### The problem
Print all of the records below again without a single difference.

### Task material
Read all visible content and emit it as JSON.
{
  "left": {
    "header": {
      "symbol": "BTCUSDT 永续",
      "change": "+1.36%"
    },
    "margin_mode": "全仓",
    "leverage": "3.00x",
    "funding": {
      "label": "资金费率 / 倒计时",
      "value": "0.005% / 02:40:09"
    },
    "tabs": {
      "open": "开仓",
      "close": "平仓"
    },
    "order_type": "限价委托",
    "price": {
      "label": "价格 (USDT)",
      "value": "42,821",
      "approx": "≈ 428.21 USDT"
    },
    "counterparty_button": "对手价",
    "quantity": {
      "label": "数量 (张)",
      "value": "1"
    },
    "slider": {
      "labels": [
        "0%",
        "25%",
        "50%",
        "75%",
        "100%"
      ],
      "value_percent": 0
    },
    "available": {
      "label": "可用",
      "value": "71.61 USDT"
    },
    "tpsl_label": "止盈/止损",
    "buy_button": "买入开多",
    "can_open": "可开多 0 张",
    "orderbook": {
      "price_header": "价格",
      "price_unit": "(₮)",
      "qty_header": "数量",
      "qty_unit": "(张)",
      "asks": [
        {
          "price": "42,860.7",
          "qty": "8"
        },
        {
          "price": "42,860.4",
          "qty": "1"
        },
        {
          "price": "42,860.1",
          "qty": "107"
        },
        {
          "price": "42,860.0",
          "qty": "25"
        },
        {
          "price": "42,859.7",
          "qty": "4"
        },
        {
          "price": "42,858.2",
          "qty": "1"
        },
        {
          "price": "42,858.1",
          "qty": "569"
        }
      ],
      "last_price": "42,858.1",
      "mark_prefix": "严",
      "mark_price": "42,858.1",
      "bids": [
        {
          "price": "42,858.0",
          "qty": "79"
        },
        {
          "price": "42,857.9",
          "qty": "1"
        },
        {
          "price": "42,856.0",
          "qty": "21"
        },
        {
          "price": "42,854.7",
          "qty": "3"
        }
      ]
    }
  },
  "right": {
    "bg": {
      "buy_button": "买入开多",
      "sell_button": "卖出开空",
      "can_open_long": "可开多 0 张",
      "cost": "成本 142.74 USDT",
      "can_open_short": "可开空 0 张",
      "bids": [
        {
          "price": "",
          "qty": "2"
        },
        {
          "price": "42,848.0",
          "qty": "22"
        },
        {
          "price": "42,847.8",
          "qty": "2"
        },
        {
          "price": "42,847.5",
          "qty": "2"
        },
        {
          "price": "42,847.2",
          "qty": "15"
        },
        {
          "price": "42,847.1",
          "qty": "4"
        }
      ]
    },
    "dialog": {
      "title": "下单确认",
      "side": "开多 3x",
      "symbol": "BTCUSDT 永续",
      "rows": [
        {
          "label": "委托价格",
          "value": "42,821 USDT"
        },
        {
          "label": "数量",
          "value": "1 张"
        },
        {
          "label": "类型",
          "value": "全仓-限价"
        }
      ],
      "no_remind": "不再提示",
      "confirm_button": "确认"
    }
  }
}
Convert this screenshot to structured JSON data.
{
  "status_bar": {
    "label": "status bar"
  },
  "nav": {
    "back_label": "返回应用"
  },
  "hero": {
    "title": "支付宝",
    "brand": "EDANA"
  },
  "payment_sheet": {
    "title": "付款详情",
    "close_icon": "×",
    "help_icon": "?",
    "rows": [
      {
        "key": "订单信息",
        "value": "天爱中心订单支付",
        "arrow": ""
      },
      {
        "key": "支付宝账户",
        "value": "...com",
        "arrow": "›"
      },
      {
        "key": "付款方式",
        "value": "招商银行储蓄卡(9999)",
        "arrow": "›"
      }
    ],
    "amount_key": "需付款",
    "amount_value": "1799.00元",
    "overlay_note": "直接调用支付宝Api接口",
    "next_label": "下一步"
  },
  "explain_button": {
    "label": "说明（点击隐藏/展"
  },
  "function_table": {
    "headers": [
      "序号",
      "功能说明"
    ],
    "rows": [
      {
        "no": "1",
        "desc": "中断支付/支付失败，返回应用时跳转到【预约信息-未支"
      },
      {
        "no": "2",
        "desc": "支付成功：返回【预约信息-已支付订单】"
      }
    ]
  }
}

### Answer to this task
Read all visible content and emit it as JSON.
{
  "left": {
    "header": {
      "symbol": "BTCUSDT 永续",
      "change": "+1.36%"
    },
    "margin_mode": "全仓",
    "leverage": "3.00x",
    "funding": {
      "label": "资金费率 / 倒计时",
      "value": "0.005% / 02:40:09"
    },
    "tabs": {
      "open": "开仓",
      "close": "平仓"
    },
    "order_type": "限价委托",
    "price": {
      "label": "价格 (USDT)",
      "value": "42,821",
      "approx": "≈ 428.21 USDT"
    },
    "counterparty_button": "对手价",
    "quantity": {
      "label": "数量 (张)",
      "value": "1"
    },
    "slider": {
      "labels": [
        "0%",
        "25%",
        "50%",
        "75%",
        "100%"
      ],
      "value_percent": 0
    },
    "available": {
      "label": "可用",
      "value": "71.61 USDT"
    },
    "tpsl_label": "止盈/止损",
    "buy_button": "买入开多",
    "can_open": "可开多 0 张",
    "orderbook": {
      "price_header": "价格",
      "price_unit": "(₮)",
      "qty_header": "数量",
      "qty_unit": "(张)",
      "asks": [
        {
          "price": "42,860.7",
          "qty": "8"
        },
        {
          "price": "42,860.4",
          "qty": "1"
        },
        {
          "price": "42,860.1",
          "qty": "107"
        },
        {
          "price": "42,860.0",
          "qty": "25"
        },
        {
          "price": "42,859.7",
          "qty": "4"
        },
        {
          "price": "42,858.2",
          "qty": "1"
        },
        {
          "price": "42,858.1",
          "qty": "569"
        }
      ],
      "last_price": "42,858.1",
      "mark_prefix": "严",
      "mark_price": "42,858.1",
      "bids": [
        {
          "price": "42,858.0",
          "qty": "79"
        },
        {
          "price": "42,857.9",
          "qty": "1"
        },
        {
          "price": "42,856.0",
          "qty": "21"
        },
        {
          "price": "42,854.7",
          "qty": "3"
        }
      ]
    }
  },
  "right": {
    "bg": {
      "buy_button": "买入开多",
      "sell_button": "卖出开空",
      "can_open_long": "可开多 0 张",
      "cost": "成本 142.74 USDT",
      "can_open_short": "可开空 0 张",
      "bids": [
        {
          "price": "",
          "qty": "2"
        },
        {
          "price": "42,848.0",
          "qty": "22"
        },
        {
          "price": "42,847.8",
          "qty": "2"
        },
        {
          "price": "42,847.5",
          "qty": "2"
        },
        {
          "price": "42,847.2",
          "qty": "15"
        },
        {
          "price": "42,847.1",
          "qty": "4"
        }
      ]
    },
    "dialog": {
      "title": "下单确认",
      "side": "开多 3x",
      "symbol": "BTCUSDT 永续",
      "rows": [
        {
          "label": "委托价格",
          "value": "42,821 USDT"
        },
        {
          "label": "数量",
          "value": "1 张"
        },
        {
          "label": "类型",
          "value": "全仓-限价"
        }
      ],
      "no_remind": "不再提示",
      "confirm_button": "确认"
    }
  }
}
Convert this screenshot to structured JSON data.
{
  "status_bar": {
    "label": "status bar"
  },
  "nav": {
    "back_label": "返回应用"
  },
  "hero": {
    "title": "支付宝",
    "brand": "EDANA"
  },
  "payment_sheet": {
    "title": "付款详情",
    "close_icon": "×",
    "help_icon": "?",
    "rows": [
      {
        "key": "订单信息",
        "value": "天爱中心订单支付",
        "arrow": ""
      },
      {
        "key": "支付宝账户",
        "value": "...com",
        "arrow": "›"
      },
      {
        "key": "付款方式",
        "value": "招商银行储蓄卡(9999)",
        "arrow": "›"
      }
    ],
    "amount_key": "需付款",
    "amount_value": "1799.00元",
    "overlay_note": "直接调用支付宝Api接口",
    "next_label": "下一步"
  },
  "explain_button": {
    "label": "说明（点击隐藏/展"
  },
  "function_table": {
    "headers": [
      "序号",
      "功能说明"
    ],
    "rows": [
      {
        "no": "1",
        "desc": "中断支付/支付失败，返回应用时跳转到【预约信息-未支"
      },
      {
        "no": "2",
        "desc": "支付成功：返回【预约信息-已支付订单】"
      }
    ]
  }
}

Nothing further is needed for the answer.